FAFSA application deadline approaching, how COVID-19 impacts filing
MISHAWAKA, Ind. --- As many Hoosier families face financial uncertainty, now could be more important than ever to complete the Free Application for Federal Student Aid (FAFSA)—even if you have never struggled with paying for college before.
“We don’t want any family to think there’s no help out there because there is,” Bill Wozniak said, VP of Marketing, INvestEd.
INvestEd is a non-profit that helps families across the state of Indiana with information about how to pay for college or have less student loan debt.
The deadline to file for FAFSA is on Wednesday, April 15 in Indiana.
“We don’t want any Hoosier to miss out on generous state of Indiana financial aid,” Wozniak said.
Wozniak said FAFSA is the most important aid form for families to file.

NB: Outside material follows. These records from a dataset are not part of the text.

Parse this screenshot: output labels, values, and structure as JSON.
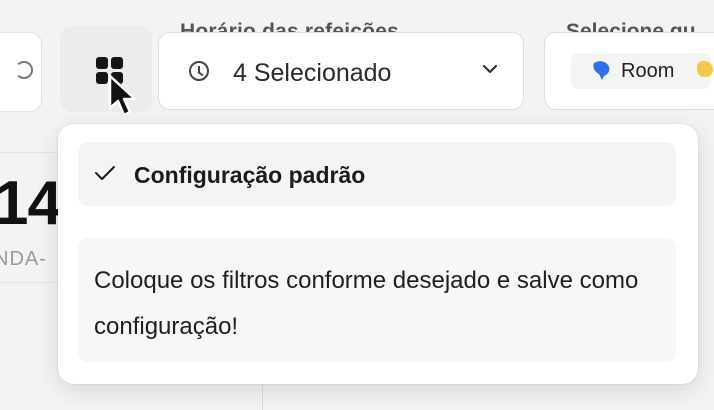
{
  "filters": {
    "meal_time": {
      "label": "Horário das refeições",
      "value": "4 Selecionado"
    },
    "room": {
      "label": "Selecione qu",
      "chip_label": "Room"
    }
  },
  "background_card": {
    "number": "14",
    "caption": "NDA-"
  },
  "preset_dropdown": {
    "option_label": "Configuração padrão",
    "hint": "Coloque os filtros conforme desejado e salve como configuração!"
  },
  "icons": {
    "preset": "preset-grid-icon",
    "clock": "clock-icon",
    "chevron": "chevron-down-icon",
    "check": "check-icon",
    "cursor": "mouse-cursor-icon",
    "room_logo": "room-logo-icon"
  },
  "colors": {
    "background": "#f3f3f3",
    "panel": "#ffffff",
    "option_bg": "#f4f4f4",
    "room_logo": "#2f6fe8"
  }
}
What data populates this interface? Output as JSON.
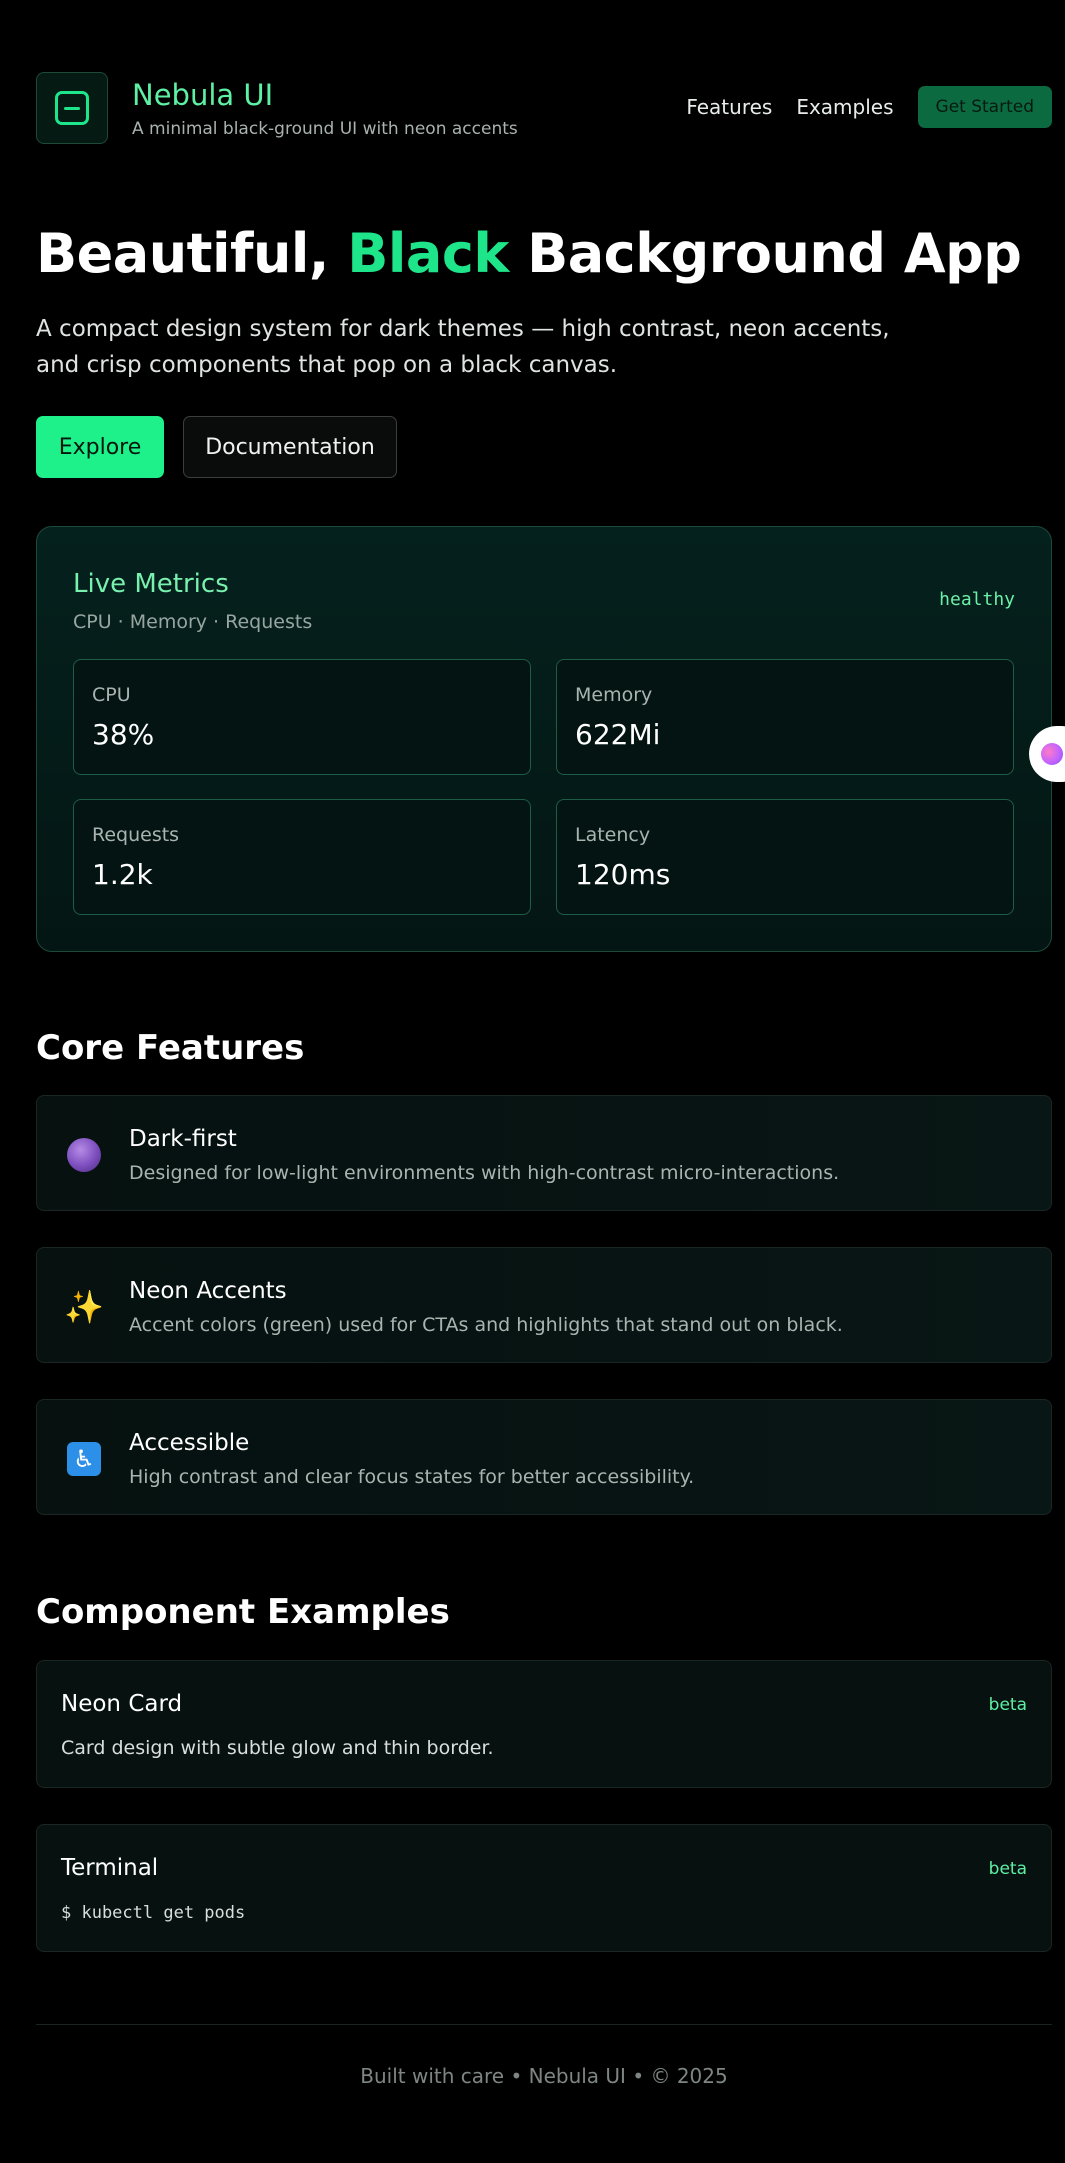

“And that puts in motion things for the state or the college or those groups to do their job later,” Wozniak said.
As for what is needed to file for FAFSA, families or students will need information from taxes.
“2018 taxes is what the majority of what families are going to use,” Wozniak said.
That includes documents such as W-2 Forms and investments.
One of the biggest problems during the pandemic is that families cannot attend their children’s high school financial aid night for help or utilize the usual means of completing the forms.
“The experts know the form so well that they can give them the answer they need,” Wozniak said.
Without that help, filing can be more difficult for many Hoosiers.
“Who knows how many families have had a difficult time right now,” Wozniak said. “And the more difficult the time is now, that could mean additional aid in the fall.”
Many families are in financially uncertain positions right now. Other families might not be struggling now, but could in the future.
“Who maybe in February were doing just fine, but in March or April or May or even June, they’re going to have trouble,” Wozniak said.
Additional programs may come up or colleges could have additional funding available down the line, which is why it is important to file now even if you are in a financially stable position, according to Wozniak.
“We don’t know what will exist in a month or two or what a family’s situation will be in a month or two,” Wozniak said. “So they key is to get it filed and let all of the rest of that sort itself out a little bit later.”
In most cases, families do qualify for aid, which is why it is best to reach out to find out what is available, according to Wozniak.
As the pandemic evolves, there is no way to tell what programs might be available even next month, so it is best to stay on top of it, according to Wozniak.
INvestEd is a free resource to assist families with information on how to pay for college and minimize student loan debt. For free help in completing FAFSA, you can contact INvestEd at (317) 715-9007 or click here for more information.